- **What the task requires**
Search the records for the word "JSON" and report each line that has it.
[[ Material shown open ]]
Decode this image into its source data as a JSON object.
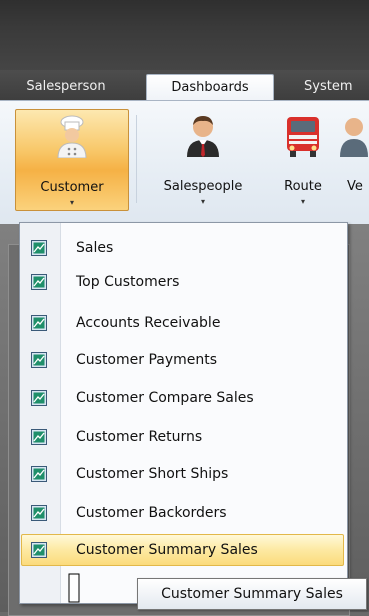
{
  "tabs": [
    {
      "label": "Salesperson",
      "active": false
    },
    {
      "label": "Dashboards",
      "active": true
    },
    {
      "label": "System",
      "active": false
    }
  ],
  "ribbon": {
    "buttons": [
      {
        "label": "Customer",
        "icon": "chef-icon",
        "pressed": true
      },
      {
        "label": "Salespeople",
        "icon": "salesperson-icon",
        "pressed": false
      },
      {
        "label": "Route",
        "icon": "truck-icon",
        "pressed": false
      },
      {
        "label": "Ve",
        "icon": "person-icon",
        "pressed": false
      }
    ],
    "dropdown_glyph": "▾"
  },
  "menu": {
    "items": [
      {
        "label": "Sales"
      },
      {
        "label": "Top Customers"
      },
      {
        "label": "Accounts Receivable"
      },
      {
        "label": "Customer Payments"
      },
      {
        "label": "Customer Compare Sales"
      },
      {
        "label": "Customer Returns"
      },
      {
        "label": "Customer Short Ships"
      },
      {
        "label": "Customer Backorders"
      },
      {
        "label": "Customer Summary Sales",
        "hover": true
      }
    ]
  },
  "tooltip": {
    "text": "Customer Summary Sales"
  },
  "colors": {
    "menu_item_icon": "#1f8f6a",
    "pressed_button": "#f5b145",
    "hover_item": "#fde9a2"
  }
}
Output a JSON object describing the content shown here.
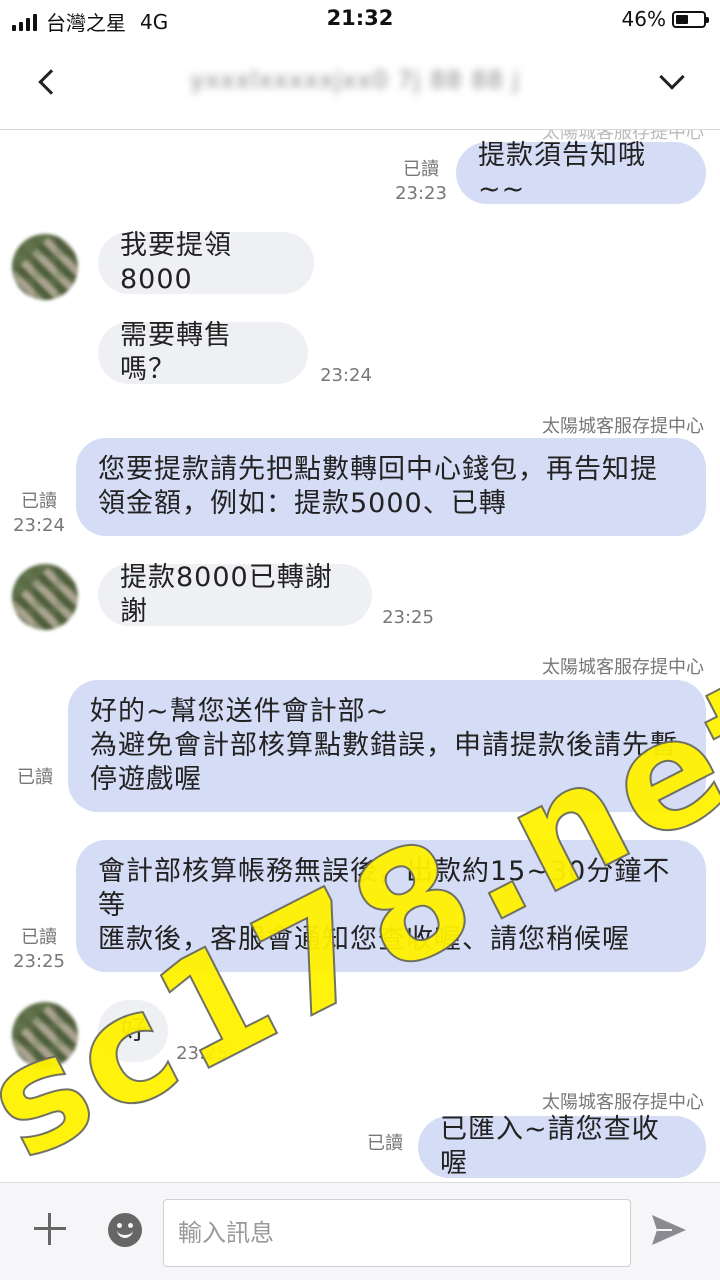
{
  "status_bar": {
    "carrier": "台灣之星",
    "network": "4G",
    "time": "21:32",
    "battery_pct": "46%",
    "battery_level": 0.46
  },
  "header": {
    "contact_name": "yxxxlxxxxxjxx0 7j 88 88 j",
    "back_icon": "chevron-left-icon",
    "menu_icon": "chevron-down-icon"
  },
  "messages": [
    {
      "side": "out",
      "text": "提款須告知哦~~",
      "read": "已讀",
      "time": "23:23"
    },
    {
      "side": "in",
      "text": "我要提領8000",
      "time": ""
    },
    {
      "side": "in",
      "text": "需要轉售嗎？",
      "time": "23:24"
    },
    {
      "side": "out",
      "sender": "太陽城客服存提中心",
      "lines": [
        "您要提款請先把點數轉回中心錢包，再告知提",
        "領金額，例如：提款5000、已轉"
      ],
      "read": "已讀",
      "time": "23:24"
    },
    {
      "side": "in",
      "text": "提款8000已轉謝謝",
      "time": "23:25"
    },
    {
      "side": "out",
      "sender": "太陽城客服存提中心",
      "lines": [
        "好的~幫您送件會計部~",
        "為避免會計部核算點數錯誤，申請提款後請先暫",
        "停遊戲喔"
      ],
      "read": "已讀",
      "time": ""
    },
    {
      "side": "out",
      "lines": [
        "會計部核算帳務無誤後，出款約15~30分鐘不",
        "等",
        "匯款後，客服會通知您查收喔、請您稍候喔"
      ],
      "read": "已讀",
      "time": "23:25"
    },
    {
      "side": "in",
      "text": "好",
      "time": "23:25"
    },
    {
      "side": "out",
      "sender": "太陽城客服存提中心",
      "text": "已匯入~請您查收喔",
      "read": "已讀",
      "time": ""
    }
  ],
  "watermark": "sc178.net",
  "input": {
    "placeholder": "輸入訊息"
  },
  "colors": {
    "outgoing_bubble": "#d5dcf5",
    "incoming_bubble": "#eef0f4",
    "watermark": "#fff200"
  }
}
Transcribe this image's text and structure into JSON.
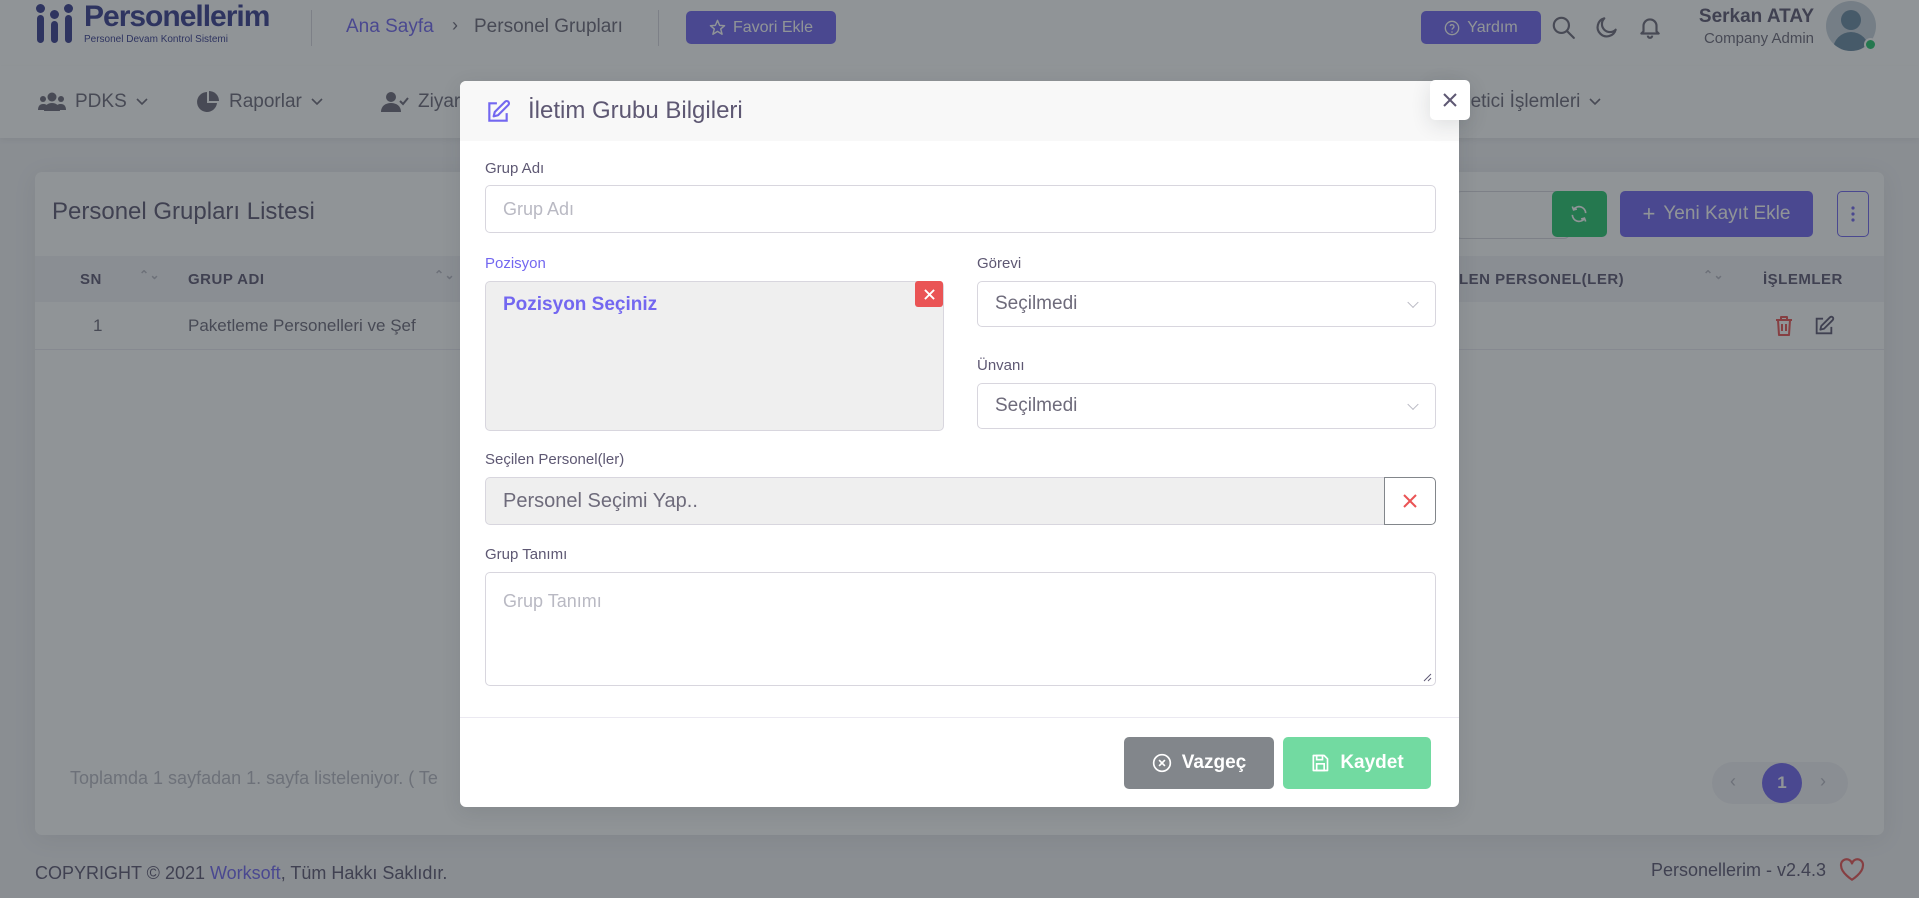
{
  "brand": {
    "title": "Personellerim",
    "subtitle": "Personel Devam Kontrol Sistemi",
    "color": "#3b3e91"
  },
  "breadcrumb": {
    "home": "Ana Sayfa",
    "current": "Personel Grupları"
  },
  "header": {
    "favorite_label": "Favori Ekle",
    "help_label": "Yardım",
    "user_name": "Serkan ATAY",
    "user_role": "Company Admin",
    "icons": [
      "search-icon",
      "moon-icon",
      "bell-icon"
    ]
  },
  "menu": {
    "items": [
      {
        "label": "PDKS",
        "icon": "users-icon"
      },
      {
        "label": "Raporlar",
        "icon": "pie-chart-icon"
      },
      {
        "label": "Ziyar",
        "icon": "user-check-icon"
      },
      {
        "label": "netici İşlemleri",
        "icon": ""
      }
    ]
  },
  "card": {
    "title": "Personel Grupları Listesi",
    "new_record_label": "Yeni Kayıt Ekle",
    "columns": [
      "SN",
      "GRUP ADI",
      "LEN PERSONEL(LER)",
      "İŞLEMLER"
    ],
    "rows": [
      {
        "sn": "1",
        "group_name": "Paketleme Personelleri ve Şef"
      }
    ],
    "pager_text": "Toplamda 1 sayfadan 1. sayfa listeleniyor. ( Te",
    "current_page": "1"
  },
  "footer": {
    "copyright_prefix": "COPYRIGHT © 2021 ",
    "company": "Worksoft",
    "copyright_suffix": ", Tüm Hakkı Saklıdır.",
    "version": "Personellerim - v2.4.3"
  },
  "modal": {
    "title": "İletim Grubu Bilgileri",
    "group_name_label": "Grup Adı",
    "group_name_placeholder": "Grup Adı",
    "position_label": "Pozisyon",
    "position_placeholder": "Pozisyon Seçiniz",
    "duty_label": "Görevi",
    "duty_value": "Seçilmedi",
    "title_label": "Ünvanı",
    "title_value": "Seçilmedi",
    "selected_staff_label": "Seçilen Personel(ler)",
    "selected_staff_placeholder": "Personel Seçimi Yap..",
    "group_desc_label": "Grup Tanımı",
    "group_desc_placeholder": "Grup Tanımı",
    "cancel_label": "Vazgeç",
    "save_label": "Kaydet"
  },
  "colors": {
    "primary": "#7367f0",
    "success": "#28c76f",
    "danger": "#ea5455",
    "secondary": "#82868b"
  }
}
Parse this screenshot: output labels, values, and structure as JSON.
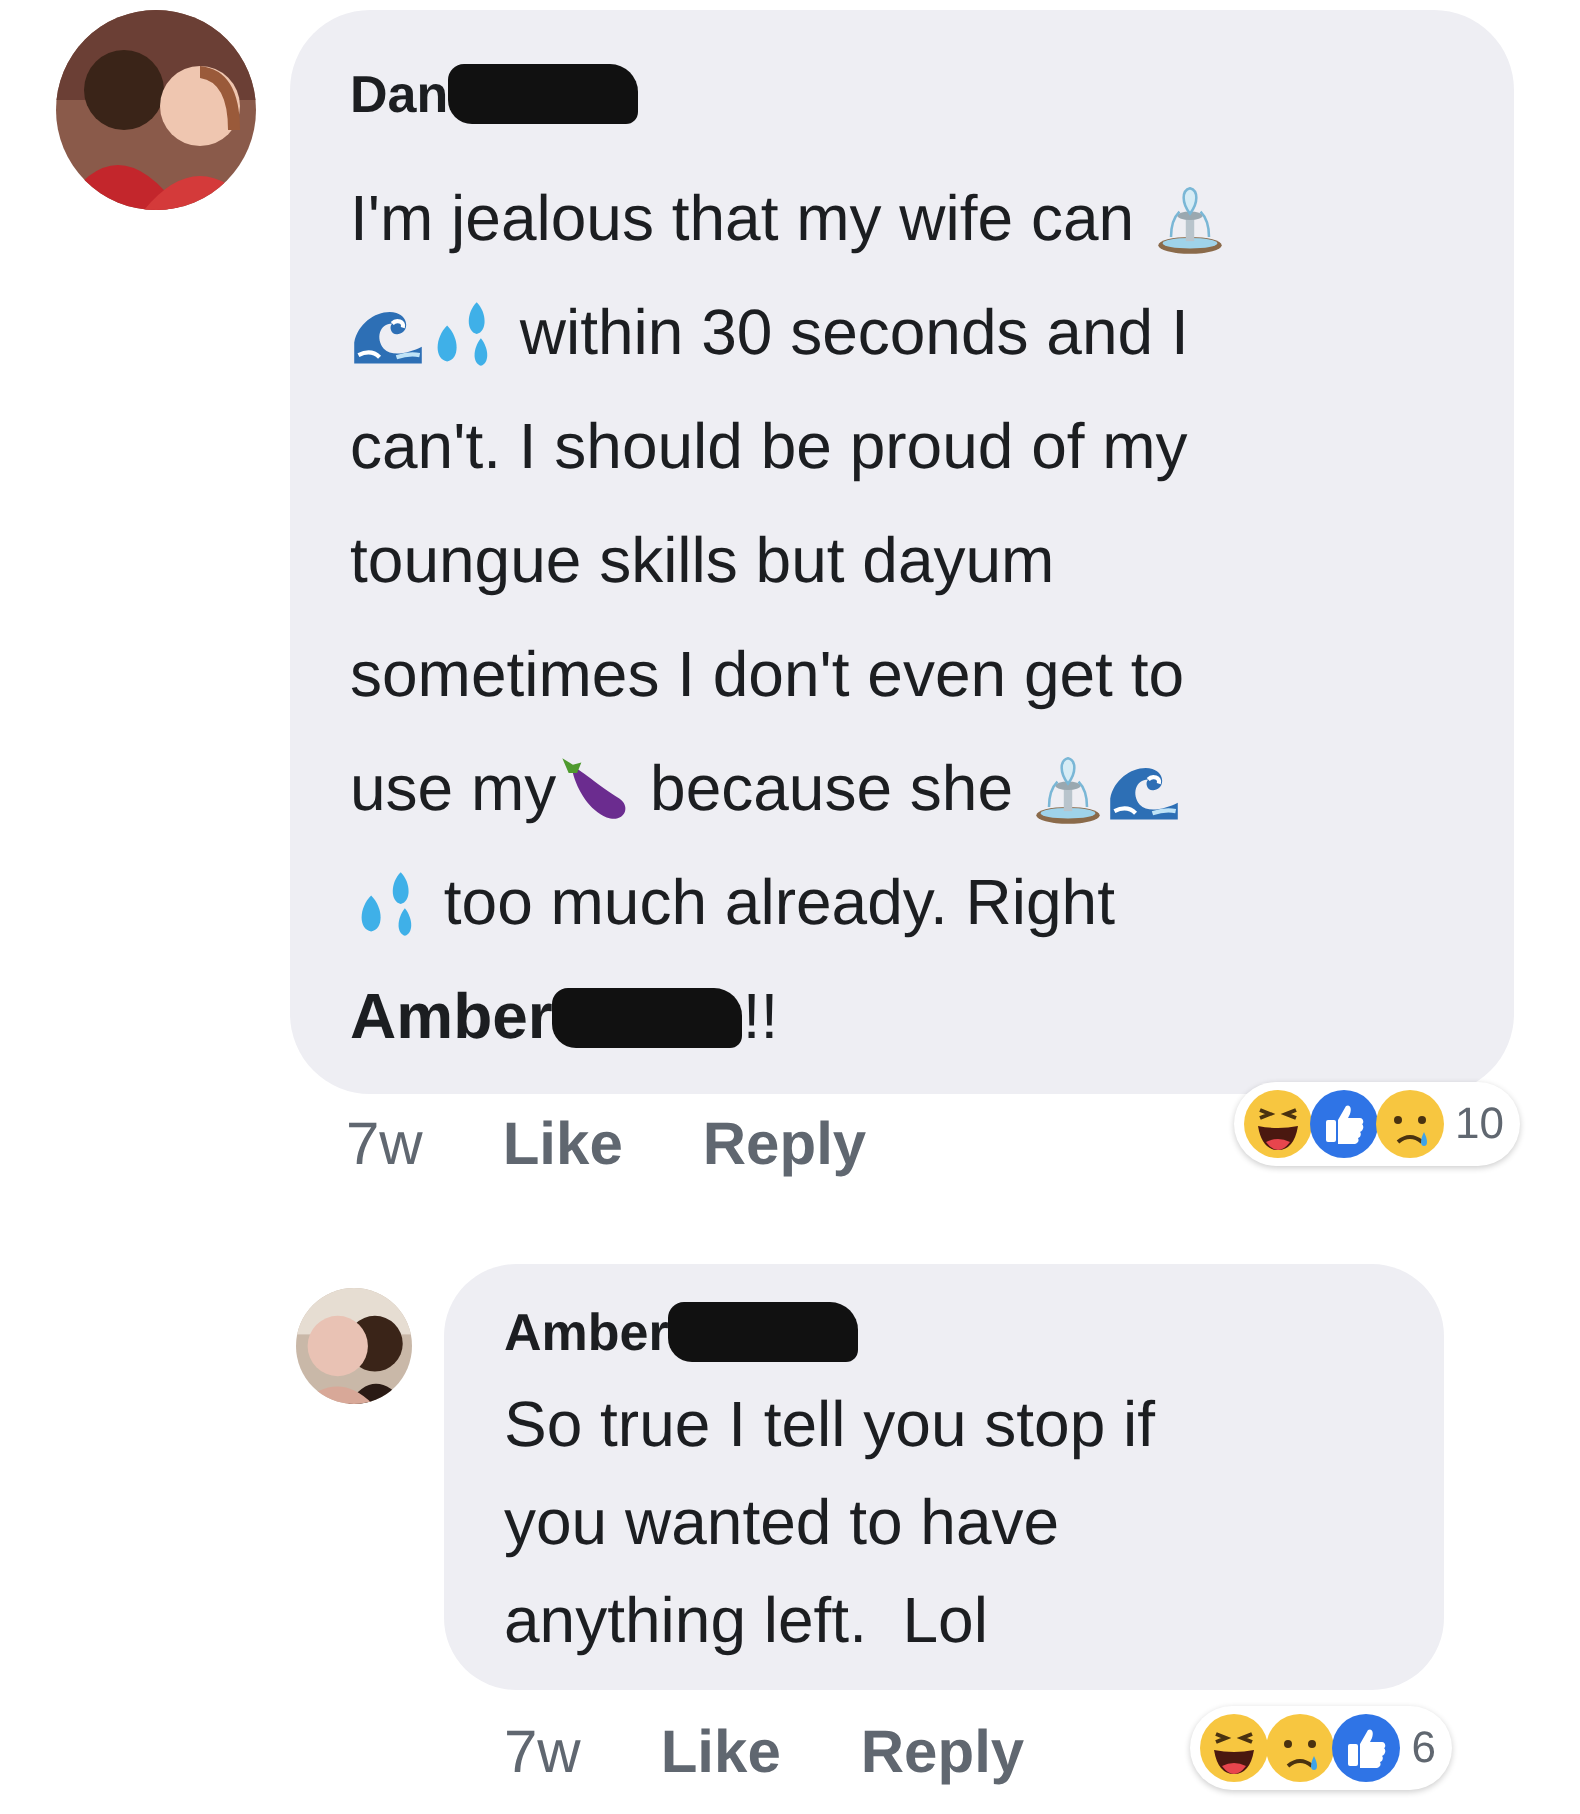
{
  "comments": [
    {
      "author": [
        {
          "kind": "text",
          "text": "Dan"
        },
        {
          "kind": "redaction"
        }
      ],
      "lines": [
        [
          {
            "kind": "text",
            "text": "I'm jealous that my wife can "
          },
          {
            "kind": "fountain"
          }
        ],
        [
          {
            "kind": "wave"
          },
          {
            "kind": "droplets"
          },
          {
            "kind": "text",
            "text": " within 30 seconds and I"
          }
        ],
        [
          {
            "kind": "text",
            "text": "can't. I should be proud of my"
          }
        ],
        [
          {
            "kind": "text",
            "text": "toungue skills but dayum"
          }
        ],
        [
          {
            "kind": "text",
            "text": "sometimes I don't even get to"
          }
        ],
        [
          {
            "kind": "text",
            "text": "use my"
          },
          {
            "kind": "eggplant"
          },
          {
            "kind": "text",
            "text": " because she "
          },
          {
            "kind": "fountain"
          },
          {
            "kind": "wave"
          }
        ],
        [
          {
            "kind": "droplets"
          },
          {
            "kind": "text",
            "text": " too much already. Right"
          }
        ],
        [
          {
            "kind": "mention",
            "text": "Amber"
          },
          {
            "kind": "redaction"
          },
          {
            "kind": "text",
            "text": "!!"
          }
        ]
      ],
      "time": "7w",
      "actions": [
        "Like",
        "Reply"
      ],
      "reactions": [
        {
          "kind": "haha"
        },
        {
          "kind": "like"
        },
        {
          "kind": "sad"
        }
      ],
      "reaction_count": "10",
      "children": [
        {
          "author": [
            {
              "kind": "text",
              "text": "Amber"
            },
            {
              "kind": "redaction"
            }
          ],
          "lines": [
            [
              {
                "kind": "text",
                "text": "So true I tell you stop if"
              }
            ],
            [
              {
                "kind": "text",
                "text": "you wanted to have"
              }
            ],
            [
              {
                "kind": "text",
                "text": "anything left.  Lol"
              }
            ]
          ],
          "time": "7w",
          "actions": [
            "Like",
            "Reply"
          ],
          "reactions": [
            {
              "kind": "haha"
            },
            {
              "kind": "sad"
            },
            {
              "kind": "like"
            }
          ],
          "reaction_count": "6"
        }
      ]
    }
  ]
}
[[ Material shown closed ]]
- **Output**
Decode this image into its source data as a JSON object.
Output a JSON object describing the content shown here.
Transcribe this image's text and structure into JSON.
Parse this screenshot: output labels, values, and structure as JSON.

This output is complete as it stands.